STOCKS may move sideways this week as the market awaits the results of the national elections held on Monday.
The benchmark Philippine Stock Exchange index (PSEi) fell by 109.02 points or 1.58% to close at 6,759.90 on Friday while the broader all shares index shed 41.46 points or 1.13% to close at 3,621.70.
Philippine financial markets were closed on Monday as Filipinos voted for the successor of President Rodrigo R. Duterte and other national and local posts.
There are at least 65.7 million registered Filipino voters, aside from the 1.8 million overseas voters.
“If all goes well, a new president would have been elected by the time our next weekly note goes out. Power shifts tend to cause investor jitters in lieu of policy uncertainties and unwinding of execution risk, but also tend to benefit equity-holders in the medium term, owing to higher consumer spend and aggressive policy rollouts,” 2TradeAsia.com said in a report.
The online brokerage said this year’s polls are “starkly different” as the country is heading into the supposed tailend of the pandemic, in an inflationary global climate, and a rate sensitive investment community.
“In other words, there may be more pent-up anxiety tied to fundamentals than ever before. Sector-wise, while consumer cyclicals tend to outperform, brace for some aversion to highly-regulated sectors, particularly infrastructure, power, and mining,” it added.
Rizal Commercial Banking Corp. Chief Economist Michael L. Ricafort added that election-related spending could be a boon for the economy.
“The election campaign led to increased election-related spending, thereby could have boosted economic and business activities and could have also benefited some listed companies in terms of higher sales, net income, and valuations,” Mr. Ricafort said in an e-mail.
The economy likely expanded in the first quarter thanks to favorable base effects and election spending, but the surge in global oil and commodity prices may have dampened growth momentum.
A BusinessWorld poll of 17 economists conducted last week yielded a gross domestic product (GDP) growth median estimate of 6.7% for the first three months of 2022.
If realized, this would be a turnaround from the 3.8% decline logged in the January to March period last year. However, this would be slower than the revised 7.8% growth in the fourth quarter.
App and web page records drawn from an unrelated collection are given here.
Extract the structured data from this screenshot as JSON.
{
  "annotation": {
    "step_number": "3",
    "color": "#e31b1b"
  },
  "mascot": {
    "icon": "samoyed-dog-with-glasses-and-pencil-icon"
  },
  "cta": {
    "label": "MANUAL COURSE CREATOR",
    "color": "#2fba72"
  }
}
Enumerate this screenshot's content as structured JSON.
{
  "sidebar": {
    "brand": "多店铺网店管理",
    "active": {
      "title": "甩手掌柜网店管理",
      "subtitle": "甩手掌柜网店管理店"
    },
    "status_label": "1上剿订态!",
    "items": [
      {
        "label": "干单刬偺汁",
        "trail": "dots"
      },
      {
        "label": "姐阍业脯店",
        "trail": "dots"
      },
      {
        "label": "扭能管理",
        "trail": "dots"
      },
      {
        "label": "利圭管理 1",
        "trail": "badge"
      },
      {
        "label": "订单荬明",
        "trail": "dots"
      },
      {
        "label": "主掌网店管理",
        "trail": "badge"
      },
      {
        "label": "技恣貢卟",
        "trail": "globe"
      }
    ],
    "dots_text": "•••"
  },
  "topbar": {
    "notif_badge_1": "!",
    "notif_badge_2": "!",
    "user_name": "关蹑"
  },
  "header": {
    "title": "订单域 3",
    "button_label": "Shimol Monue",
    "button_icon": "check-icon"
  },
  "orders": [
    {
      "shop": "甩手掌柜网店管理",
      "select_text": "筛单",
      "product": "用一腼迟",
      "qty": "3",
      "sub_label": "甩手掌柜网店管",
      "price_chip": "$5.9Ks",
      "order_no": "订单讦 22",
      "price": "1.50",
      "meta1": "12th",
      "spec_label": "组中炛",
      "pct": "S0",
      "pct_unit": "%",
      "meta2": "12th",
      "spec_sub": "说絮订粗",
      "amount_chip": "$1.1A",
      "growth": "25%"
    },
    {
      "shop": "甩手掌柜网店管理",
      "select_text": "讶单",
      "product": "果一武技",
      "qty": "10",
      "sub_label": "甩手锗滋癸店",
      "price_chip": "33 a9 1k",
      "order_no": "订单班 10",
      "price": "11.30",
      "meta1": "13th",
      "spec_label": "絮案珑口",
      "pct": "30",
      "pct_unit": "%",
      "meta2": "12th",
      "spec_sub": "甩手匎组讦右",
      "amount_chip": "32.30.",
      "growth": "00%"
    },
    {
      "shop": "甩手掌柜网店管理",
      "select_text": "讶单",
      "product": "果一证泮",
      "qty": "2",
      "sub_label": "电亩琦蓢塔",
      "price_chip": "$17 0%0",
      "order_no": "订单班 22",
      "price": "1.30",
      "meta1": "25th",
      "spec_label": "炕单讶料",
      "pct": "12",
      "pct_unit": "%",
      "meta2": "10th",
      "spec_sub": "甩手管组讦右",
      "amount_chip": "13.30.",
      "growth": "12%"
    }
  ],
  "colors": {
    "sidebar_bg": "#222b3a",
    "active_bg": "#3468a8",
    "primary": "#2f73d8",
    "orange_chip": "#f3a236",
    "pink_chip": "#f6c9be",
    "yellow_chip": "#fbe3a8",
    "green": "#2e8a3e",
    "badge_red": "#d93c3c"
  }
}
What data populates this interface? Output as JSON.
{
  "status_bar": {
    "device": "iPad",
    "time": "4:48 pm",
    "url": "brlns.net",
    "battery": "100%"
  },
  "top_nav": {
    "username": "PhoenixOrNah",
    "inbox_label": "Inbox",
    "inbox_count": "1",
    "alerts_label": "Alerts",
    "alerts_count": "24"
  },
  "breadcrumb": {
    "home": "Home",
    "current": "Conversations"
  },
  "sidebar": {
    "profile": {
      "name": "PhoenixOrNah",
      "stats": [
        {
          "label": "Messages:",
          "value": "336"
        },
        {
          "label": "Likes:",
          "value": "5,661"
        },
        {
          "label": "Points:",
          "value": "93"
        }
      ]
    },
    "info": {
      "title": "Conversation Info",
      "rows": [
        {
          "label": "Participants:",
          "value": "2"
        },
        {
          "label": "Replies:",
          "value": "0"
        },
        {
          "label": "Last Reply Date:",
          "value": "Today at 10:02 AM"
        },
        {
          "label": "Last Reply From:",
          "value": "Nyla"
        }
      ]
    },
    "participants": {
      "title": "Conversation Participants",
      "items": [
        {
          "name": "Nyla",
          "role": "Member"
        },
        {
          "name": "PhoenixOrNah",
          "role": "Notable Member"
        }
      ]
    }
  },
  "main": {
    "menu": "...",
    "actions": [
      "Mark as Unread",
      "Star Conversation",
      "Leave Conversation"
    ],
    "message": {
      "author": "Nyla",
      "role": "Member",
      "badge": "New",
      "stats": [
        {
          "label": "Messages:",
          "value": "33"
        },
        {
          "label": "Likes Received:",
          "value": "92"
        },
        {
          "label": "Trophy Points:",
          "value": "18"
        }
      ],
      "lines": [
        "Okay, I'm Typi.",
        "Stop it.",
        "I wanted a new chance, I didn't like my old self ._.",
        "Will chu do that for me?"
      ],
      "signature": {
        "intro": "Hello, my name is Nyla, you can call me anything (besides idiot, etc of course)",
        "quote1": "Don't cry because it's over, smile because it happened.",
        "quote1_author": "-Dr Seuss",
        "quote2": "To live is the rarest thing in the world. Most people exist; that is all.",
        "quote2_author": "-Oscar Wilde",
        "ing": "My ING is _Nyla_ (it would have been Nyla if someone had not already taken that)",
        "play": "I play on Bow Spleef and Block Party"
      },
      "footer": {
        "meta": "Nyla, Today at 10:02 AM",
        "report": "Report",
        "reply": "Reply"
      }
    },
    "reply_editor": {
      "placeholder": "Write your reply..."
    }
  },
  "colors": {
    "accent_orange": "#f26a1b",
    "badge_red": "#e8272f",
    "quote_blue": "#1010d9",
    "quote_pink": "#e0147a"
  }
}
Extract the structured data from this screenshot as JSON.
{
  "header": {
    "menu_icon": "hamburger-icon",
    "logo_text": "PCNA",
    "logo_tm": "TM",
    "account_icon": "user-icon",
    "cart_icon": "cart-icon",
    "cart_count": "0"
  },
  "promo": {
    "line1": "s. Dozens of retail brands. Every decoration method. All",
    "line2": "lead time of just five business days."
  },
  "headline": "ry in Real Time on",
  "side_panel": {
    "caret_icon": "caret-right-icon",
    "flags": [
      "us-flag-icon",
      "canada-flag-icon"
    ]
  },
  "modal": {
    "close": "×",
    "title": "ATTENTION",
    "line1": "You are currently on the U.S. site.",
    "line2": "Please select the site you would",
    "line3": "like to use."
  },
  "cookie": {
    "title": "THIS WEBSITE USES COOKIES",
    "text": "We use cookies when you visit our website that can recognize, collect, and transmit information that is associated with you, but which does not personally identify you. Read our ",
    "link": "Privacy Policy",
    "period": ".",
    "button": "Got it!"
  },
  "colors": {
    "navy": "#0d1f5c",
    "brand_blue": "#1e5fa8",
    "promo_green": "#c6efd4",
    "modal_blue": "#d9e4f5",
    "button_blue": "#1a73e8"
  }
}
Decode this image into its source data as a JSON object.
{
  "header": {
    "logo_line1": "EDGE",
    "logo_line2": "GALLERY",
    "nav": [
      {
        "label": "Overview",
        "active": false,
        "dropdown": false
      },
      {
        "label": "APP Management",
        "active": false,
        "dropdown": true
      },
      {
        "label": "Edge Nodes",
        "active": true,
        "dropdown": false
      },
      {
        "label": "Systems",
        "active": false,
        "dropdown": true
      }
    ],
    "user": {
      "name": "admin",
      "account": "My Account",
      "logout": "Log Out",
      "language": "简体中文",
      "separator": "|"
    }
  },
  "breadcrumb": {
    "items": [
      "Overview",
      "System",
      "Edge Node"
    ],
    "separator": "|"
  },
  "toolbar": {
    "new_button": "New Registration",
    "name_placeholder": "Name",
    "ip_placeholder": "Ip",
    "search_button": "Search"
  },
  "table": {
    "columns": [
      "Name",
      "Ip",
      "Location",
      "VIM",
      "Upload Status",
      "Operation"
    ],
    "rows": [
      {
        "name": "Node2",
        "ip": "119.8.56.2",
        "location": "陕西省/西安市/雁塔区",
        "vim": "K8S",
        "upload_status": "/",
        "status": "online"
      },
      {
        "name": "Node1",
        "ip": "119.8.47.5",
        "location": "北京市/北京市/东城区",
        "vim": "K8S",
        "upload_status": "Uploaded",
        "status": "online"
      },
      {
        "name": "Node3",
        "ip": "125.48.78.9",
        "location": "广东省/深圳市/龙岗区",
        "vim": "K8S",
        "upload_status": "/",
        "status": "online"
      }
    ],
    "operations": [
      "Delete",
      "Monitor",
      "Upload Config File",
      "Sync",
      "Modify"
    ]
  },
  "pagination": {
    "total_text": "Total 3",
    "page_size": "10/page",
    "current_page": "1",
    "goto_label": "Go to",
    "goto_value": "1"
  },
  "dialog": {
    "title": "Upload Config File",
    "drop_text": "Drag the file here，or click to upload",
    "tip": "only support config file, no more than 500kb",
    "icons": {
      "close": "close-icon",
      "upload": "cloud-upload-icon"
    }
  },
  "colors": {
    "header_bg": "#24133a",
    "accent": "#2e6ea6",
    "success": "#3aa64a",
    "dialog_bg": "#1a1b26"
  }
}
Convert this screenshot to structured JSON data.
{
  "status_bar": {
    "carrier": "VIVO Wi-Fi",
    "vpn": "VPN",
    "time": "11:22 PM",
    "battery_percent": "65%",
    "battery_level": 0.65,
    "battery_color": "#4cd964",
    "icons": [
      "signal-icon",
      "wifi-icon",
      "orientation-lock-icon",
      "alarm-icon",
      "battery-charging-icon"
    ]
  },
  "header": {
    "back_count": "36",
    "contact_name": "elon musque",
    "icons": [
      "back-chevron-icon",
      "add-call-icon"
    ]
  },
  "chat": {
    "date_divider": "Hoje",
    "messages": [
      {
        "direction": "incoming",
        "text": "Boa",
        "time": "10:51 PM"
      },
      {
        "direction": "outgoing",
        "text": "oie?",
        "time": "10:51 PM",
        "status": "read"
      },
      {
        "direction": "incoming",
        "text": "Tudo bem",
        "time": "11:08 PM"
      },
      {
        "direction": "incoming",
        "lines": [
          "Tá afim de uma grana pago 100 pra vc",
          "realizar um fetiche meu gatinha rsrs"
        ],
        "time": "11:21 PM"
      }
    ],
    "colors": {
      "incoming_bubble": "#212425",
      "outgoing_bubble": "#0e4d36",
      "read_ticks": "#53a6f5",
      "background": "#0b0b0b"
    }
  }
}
This is also below the government’s 7-9% target range this year.
The Philippine Statistics Authority is scheduled to report the first-quarter GDP print on May 12.
For the remainder of the week, RCBC’s Mr. Ricafort placed the PSEi’s immediate major support between 6,650 and 6,750, and resistance from 6,895 to 6,955.
Meanwhile, 2TradeAsia.com put the benchmark index’s immediate support between 6,650 to 6,700 and resistance at 7,000. — L.M.J.C. Jocson